"Smart, knowing, and deeply reported, the definitive history of one of modern American humor’s wellsprings." —Kurt Andersen, author of Fantasyland, host of NPR’s Studio 360
Labor Day, 1969. Two recent college graduates move to New York to edit a new magazine called The National Lampoon. Over the next decade, Henry Beard and Doug Kenney, along with a loose amalgamation of fellow satirists including Michael O’Donoghue and P. J. O’Rourke, popularized a smart, caustic, ironic brand of humor that has become the dominant voice of American comedy.
Ranging from sophisticated political satire to broad raunchy jokes, the National Lampoon introduced iconoclasm to the mainstream, selling millions of copies to an audience both large and devoted. Its excursions into live shows, records, and radio helped shape the anarchic earthiness of John Belushi, the suave slapstick of Chevy Chase, and the deadpan wit of Bill Murray, and brought them together with other talents such as Harold Ramis, Christopher Guest, and Gilda Radner. A new generation of humorists emerged from the crucible of the Lampoon to help create Saturday Night Live and the influential film Animal House, among many other notable comedy landmarks.
Journalist Ellin Stein, an observer of the scene since the early 1970s, draws on a wealth of revealing, firsthand interviews with the architects and impresarios of this comedy explosion to offer crucial insight into a cultural transformation that still echoes today. Brimming with insider stories and set against the roiling political and cultural landscape of the 1970s, That’s Not Funny, That’s Sick goes behind the jokes to witness the fights, the parties, the collaborations—and the competition—among this fraternity of the self-consciously disenchanted. Decades later, their brand of subversive humor that provokes, offends, and often illuminates is as relevant and necessary as ever.
The story of the National Lampoon begins with a group of disaffected Harvard boys in the late 1960s who decide to produce a satire magazine. Journalist Stein leaves no tangent unexplored and no petty grievance unaired as she traces the magazine's evolution and growing fame; forays into radio, stage, television, and movies; and its inevitable decay. The tumultuous 1970s provided innumerable subjects for mockery on both sides of the political spectrum, though the Lampoon didn't pretend to have a loftier social goal than to garner some crude laughs and some paychecks. Despite Stein's detailed chronicles of the writing and business evolution of the magazine, the book itself isn't particularly funny. Jokes that worked 40 years ago have been removed both from the immediate context of the magazine and from the social context of the period. Stein's explanations of visual gags are even more problematic.

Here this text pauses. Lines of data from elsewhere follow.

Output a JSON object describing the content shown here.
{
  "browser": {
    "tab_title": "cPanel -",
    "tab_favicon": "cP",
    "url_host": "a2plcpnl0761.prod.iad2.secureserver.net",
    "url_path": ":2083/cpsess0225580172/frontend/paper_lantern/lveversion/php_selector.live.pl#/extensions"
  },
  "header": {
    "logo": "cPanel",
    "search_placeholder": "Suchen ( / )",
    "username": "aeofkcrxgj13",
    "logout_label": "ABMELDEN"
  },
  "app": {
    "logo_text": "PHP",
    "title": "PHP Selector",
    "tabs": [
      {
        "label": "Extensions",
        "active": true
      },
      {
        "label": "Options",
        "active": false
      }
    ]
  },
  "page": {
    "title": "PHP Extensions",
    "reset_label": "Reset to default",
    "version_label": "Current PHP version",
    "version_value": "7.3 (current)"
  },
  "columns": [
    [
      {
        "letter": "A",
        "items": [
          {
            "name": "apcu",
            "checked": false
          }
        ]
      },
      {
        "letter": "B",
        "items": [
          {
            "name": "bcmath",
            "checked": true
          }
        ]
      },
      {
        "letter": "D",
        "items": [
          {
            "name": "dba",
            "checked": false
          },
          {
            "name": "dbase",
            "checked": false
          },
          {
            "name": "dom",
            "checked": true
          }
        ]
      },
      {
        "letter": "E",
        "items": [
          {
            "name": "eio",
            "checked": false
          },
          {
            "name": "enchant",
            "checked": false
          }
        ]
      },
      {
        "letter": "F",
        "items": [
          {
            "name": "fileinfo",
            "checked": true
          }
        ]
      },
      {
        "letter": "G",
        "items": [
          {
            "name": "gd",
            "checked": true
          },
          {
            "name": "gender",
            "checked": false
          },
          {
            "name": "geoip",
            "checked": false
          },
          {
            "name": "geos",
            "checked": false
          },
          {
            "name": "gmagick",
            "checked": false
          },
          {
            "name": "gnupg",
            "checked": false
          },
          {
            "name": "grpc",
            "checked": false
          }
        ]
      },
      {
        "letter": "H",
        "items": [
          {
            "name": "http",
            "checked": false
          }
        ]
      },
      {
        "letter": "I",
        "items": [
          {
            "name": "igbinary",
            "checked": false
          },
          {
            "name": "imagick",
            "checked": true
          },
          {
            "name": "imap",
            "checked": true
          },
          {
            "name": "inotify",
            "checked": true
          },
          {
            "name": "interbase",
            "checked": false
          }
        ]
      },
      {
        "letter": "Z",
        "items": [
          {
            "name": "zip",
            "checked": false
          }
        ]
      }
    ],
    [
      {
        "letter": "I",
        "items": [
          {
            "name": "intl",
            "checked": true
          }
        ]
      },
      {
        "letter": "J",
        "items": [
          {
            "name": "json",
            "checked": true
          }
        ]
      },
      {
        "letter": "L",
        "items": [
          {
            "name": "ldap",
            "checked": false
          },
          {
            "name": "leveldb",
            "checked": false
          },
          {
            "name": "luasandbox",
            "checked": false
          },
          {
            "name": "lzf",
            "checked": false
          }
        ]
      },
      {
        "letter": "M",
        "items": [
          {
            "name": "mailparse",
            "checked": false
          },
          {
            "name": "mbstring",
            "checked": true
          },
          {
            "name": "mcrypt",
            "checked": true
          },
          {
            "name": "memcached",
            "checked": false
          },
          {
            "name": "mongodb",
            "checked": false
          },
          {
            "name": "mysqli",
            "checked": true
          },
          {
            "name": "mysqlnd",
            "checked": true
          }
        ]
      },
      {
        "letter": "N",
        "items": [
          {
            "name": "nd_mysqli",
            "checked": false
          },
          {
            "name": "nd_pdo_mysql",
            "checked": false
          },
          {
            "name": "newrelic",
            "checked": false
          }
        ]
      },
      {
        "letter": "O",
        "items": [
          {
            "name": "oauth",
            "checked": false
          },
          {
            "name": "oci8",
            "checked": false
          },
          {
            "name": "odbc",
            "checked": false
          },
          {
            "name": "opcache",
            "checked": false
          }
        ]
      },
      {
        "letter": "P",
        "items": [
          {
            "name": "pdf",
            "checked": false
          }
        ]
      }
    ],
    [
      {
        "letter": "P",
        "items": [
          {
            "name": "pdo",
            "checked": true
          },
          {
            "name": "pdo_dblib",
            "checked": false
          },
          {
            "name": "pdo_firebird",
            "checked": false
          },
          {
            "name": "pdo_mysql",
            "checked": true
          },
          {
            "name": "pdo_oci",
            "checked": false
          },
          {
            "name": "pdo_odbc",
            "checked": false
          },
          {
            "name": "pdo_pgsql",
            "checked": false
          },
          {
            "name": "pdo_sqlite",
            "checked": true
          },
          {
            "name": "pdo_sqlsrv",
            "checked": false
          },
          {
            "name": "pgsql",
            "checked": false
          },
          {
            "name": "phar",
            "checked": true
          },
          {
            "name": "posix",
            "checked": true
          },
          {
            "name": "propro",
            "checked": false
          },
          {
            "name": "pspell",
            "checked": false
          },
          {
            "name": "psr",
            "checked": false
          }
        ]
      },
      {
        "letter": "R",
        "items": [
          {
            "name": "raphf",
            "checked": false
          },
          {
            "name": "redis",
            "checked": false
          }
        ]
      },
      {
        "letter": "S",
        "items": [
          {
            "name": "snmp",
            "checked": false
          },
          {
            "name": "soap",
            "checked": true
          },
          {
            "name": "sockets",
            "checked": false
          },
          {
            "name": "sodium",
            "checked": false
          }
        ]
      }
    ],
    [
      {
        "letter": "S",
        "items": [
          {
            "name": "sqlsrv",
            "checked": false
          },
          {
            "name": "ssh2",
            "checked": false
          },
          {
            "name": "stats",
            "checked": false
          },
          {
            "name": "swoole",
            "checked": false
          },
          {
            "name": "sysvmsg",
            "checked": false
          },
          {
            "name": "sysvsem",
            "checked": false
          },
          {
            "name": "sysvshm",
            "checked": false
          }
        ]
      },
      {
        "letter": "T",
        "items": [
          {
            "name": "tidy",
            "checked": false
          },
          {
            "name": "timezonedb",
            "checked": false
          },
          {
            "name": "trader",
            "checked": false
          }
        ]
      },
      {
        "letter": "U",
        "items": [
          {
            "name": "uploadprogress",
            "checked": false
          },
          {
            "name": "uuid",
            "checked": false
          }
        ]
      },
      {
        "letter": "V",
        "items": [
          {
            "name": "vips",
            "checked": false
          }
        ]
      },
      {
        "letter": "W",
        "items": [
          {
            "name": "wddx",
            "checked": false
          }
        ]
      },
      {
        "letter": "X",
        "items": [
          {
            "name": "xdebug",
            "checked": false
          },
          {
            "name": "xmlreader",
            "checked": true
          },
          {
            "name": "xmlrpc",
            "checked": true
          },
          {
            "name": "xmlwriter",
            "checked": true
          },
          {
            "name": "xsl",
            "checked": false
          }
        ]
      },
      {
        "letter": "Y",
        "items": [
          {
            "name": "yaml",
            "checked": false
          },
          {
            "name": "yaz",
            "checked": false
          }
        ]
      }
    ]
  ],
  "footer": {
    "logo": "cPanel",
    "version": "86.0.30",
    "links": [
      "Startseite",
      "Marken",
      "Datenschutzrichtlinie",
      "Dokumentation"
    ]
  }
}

She takes her subject seriously, when any of the people interviewed would be the first to point out how absurd it was. Though the book succeeds as journalism, and Stein shapes the magazine's uneven history into a coherent narrative, readers shouldn't expect many laughs.